In the past, Blizzard has stated that they lose money during each of their annual conventions. I think this is another thing where it's all about wording and interpretation though.
In 2009, Frank Pearce stated that "But in terms of any kind of financial gain, it actually is a loss for us." It's a marketing investment, and the amount of loss they incurred can potentially return ten times the amount in revenue. So, he must obviously mean that it's an expensive investment initially but there is financial gain at a later date.
Say a rock concert costs $5 million to put on, but they earn $20 million in ticket sales. It's still a completely honest statement to claim that the concert was a substantial loss for the organization or that "in terms of financial gain, it actually is a loss." You can still have a financial gain, but consider it a loss.. if you were expecting a 99% profit margin for example. That's a substantial loss, even though you made profit.
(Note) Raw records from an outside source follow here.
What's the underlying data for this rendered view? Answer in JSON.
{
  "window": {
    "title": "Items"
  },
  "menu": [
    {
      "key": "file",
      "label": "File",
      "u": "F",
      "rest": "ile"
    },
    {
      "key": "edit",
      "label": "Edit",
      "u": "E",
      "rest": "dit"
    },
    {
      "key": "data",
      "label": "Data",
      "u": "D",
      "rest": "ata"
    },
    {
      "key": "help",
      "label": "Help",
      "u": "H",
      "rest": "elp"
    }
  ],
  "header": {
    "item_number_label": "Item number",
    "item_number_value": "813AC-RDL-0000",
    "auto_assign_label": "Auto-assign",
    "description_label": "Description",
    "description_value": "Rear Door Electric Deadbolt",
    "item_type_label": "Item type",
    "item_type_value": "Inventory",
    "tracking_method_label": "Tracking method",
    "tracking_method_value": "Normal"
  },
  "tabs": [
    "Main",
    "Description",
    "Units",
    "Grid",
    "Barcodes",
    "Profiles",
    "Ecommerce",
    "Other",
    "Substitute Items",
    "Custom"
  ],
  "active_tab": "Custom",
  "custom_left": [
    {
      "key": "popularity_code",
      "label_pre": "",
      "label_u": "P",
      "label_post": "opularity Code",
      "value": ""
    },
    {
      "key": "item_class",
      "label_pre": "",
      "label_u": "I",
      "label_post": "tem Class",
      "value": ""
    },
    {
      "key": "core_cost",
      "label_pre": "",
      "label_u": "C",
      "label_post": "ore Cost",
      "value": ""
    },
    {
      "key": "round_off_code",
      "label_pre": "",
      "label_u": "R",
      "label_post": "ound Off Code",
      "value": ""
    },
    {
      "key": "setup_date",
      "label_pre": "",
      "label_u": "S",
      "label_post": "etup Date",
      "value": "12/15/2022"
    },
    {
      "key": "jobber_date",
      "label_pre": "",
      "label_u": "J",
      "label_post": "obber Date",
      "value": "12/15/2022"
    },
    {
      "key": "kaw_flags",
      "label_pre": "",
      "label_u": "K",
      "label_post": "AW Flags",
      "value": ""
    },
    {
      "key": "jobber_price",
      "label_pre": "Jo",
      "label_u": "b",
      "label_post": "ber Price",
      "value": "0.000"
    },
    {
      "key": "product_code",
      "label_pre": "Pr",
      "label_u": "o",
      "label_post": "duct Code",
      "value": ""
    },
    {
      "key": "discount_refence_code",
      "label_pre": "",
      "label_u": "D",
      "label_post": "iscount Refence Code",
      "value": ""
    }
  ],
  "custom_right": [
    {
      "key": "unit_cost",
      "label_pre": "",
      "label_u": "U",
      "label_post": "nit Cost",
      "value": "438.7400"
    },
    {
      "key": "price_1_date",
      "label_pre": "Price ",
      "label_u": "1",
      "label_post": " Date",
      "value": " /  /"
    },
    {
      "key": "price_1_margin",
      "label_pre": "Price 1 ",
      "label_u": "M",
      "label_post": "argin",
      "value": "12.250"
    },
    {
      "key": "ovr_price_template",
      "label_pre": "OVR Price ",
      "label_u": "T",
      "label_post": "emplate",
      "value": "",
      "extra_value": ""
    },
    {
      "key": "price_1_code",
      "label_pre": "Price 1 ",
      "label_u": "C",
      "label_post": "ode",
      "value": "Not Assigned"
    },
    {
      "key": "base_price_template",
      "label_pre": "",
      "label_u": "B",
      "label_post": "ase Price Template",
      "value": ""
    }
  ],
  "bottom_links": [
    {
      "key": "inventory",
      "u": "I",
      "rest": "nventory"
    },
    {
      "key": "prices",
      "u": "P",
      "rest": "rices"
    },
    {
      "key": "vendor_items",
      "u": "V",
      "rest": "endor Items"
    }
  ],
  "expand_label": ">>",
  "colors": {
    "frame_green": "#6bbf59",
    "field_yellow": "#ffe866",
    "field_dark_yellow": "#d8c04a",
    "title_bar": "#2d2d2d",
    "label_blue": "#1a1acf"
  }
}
Blizzard never made the same comment about BlizzCon 2010 though. So, I'm curious how much they spent and made last year.
- Renting out the Anaheim Convention Center cost them $107,650 per day.
- They were given a free move-in and move-out date, but let's assume they were given an additional two days (costs 50% of one normal day). That's a total of $269,125 in rental fees for the two day event (includes electricity, network, etc.) plus moving time.
- Entertainment costs (Tenacious D being the highest) cost no more than $400,000.
- Food services, staff and equipment rental, goody bags (which hardly cost Blizzard anything), advertising costs (promotion, tickets, hanging banners/signs), and shipping of internal equipment cost about $1 million.
- Of course, I'm overestimating here on purpose. Other than the Blizzard goody bags, I personally know how much something like this really costs. In my case though, it was over 5,000 computers setup/shipped for a much larger facility (and a farther distance away), plus seat/table rentals, cabling, food services, staff, security, signage, etc. I think BlizzCon had about half that amount.
But let's say for arguments sake that all of their expenses cost TWICE the total amount instead, so $3.4 million for absolutely everything. =]
BlizzCon 2010 tickets cost $150 per person, and the virtual event cost $40 per ticket. According to RAYV, they serviced over 550,000 customers for this past BlizzCon 2010.
There were over 27,000 attendees @ $150 person = $4,050,000
There were over 550,000 virtual attendees @ $40 per person = $22,000,000
So excluding game sales, food sales, merchandising (which has previously been described as selling "hundreds of thousands of dollars"), and other marketing/promotion factors, they earned a minimum of approx. $26 million in ticket sales alone (versus $3.4 million in expenses.)
Before live streaming, I could still see BlizzCon making a small profit (when tickets cost less) but virtual tickets for live feeds were made available in 2009 when Blizzard stated that there was a financial loss. Then again, Frank Pearce described the costs as past tense..